EXERCISE REQUIREMENTS:
Search the entries for the word "slider" and report each line that has it.

AVAILABLE DATA:

==*==

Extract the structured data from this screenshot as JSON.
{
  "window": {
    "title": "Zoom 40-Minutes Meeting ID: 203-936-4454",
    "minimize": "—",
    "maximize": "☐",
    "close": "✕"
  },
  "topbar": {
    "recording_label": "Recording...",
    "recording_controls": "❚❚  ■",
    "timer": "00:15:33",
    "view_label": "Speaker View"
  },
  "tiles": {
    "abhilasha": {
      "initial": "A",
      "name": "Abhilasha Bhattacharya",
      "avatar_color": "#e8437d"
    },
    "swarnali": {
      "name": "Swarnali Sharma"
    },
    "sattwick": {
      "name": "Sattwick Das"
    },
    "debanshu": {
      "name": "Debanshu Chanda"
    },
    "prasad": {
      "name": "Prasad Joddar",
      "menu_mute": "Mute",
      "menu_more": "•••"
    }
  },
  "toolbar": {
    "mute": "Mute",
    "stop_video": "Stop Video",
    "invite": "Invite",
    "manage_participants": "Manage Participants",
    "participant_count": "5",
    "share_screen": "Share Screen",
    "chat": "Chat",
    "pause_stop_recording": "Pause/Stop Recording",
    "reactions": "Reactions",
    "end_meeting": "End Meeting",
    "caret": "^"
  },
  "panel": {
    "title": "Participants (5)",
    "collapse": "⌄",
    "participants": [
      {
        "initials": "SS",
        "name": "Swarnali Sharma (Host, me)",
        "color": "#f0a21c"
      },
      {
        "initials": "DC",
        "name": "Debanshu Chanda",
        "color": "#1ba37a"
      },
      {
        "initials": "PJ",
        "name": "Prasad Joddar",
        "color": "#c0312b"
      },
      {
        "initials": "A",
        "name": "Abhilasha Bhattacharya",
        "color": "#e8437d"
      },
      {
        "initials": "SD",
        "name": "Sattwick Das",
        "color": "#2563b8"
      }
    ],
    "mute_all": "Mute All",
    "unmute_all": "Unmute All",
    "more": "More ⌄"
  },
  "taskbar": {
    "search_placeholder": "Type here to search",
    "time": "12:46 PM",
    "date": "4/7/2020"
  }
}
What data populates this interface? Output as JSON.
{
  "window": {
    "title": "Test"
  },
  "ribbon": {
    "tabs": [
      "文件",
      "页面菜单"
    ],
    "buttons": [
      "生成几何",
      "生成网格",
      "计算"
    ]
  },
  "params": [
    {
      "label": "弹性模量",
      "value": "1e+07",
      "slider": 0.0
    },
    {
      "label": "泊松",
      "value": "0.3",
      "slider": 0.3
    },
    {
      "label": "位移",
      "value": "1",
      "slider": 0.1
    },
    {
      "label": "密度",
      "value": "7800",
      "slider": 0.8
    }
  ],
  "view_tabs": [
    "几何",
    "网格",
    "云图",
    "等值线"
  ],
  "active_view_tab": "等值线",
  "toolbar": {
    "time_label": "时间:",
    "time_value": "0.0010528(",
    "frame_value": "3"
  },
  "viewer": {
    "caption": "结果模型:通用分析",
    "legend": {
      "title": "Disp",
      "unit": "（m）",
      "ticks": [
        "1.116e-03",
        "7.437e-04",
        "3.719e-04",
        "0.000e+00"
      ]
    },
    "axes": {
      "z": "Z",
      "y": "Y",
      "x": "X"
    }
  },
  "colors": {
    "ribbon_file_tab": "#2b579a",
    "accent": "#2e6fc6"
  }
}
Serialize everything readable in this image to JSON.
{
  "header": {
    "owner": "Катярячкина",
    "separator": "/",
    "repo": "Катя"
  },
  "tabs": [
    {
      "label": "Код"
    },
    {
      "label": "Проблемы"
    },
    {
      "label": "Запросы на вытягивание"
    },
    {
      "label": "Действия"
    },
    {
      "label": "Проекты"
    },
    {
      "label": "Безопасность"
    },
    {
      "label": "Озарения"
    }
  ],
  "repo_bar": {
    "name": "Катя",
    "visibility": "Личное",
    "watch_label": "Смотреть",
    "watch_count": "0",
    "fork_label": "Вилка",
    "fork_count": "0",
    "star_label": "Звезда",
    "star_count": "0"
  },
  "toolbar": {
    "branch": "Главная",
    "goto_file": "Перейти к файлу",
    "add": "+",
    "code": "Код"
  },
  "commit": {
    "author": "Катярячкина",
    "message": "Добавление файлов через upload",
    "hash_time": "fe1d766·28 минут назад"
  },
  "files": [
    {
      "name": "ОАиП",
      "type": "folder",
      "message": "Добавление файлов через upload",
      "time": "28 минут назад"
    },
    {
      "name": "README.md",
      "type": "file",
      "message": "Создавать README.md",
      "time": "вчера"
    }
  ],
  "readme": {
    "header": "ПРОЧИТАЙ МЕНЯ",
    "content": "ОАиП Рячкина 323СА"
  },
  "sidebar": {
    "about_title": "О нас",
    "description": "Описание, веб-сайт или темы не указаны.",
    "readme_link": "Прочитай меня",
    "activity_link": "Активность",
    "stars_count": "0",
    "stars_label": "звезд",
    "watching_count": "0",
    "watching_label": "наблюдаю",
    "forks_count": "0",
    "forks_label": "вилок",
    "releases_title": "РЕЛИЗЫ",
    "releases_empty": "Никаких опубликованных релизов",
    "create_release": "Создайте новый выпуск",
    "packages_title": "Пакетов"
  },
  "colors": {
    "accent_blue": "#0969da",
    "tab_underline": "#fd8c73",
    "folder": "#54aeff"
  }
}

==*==

THE ANSWER:
      "slider": 0.0
      "slider": 0.3
      "slider": 0.1
      "slider": 0.8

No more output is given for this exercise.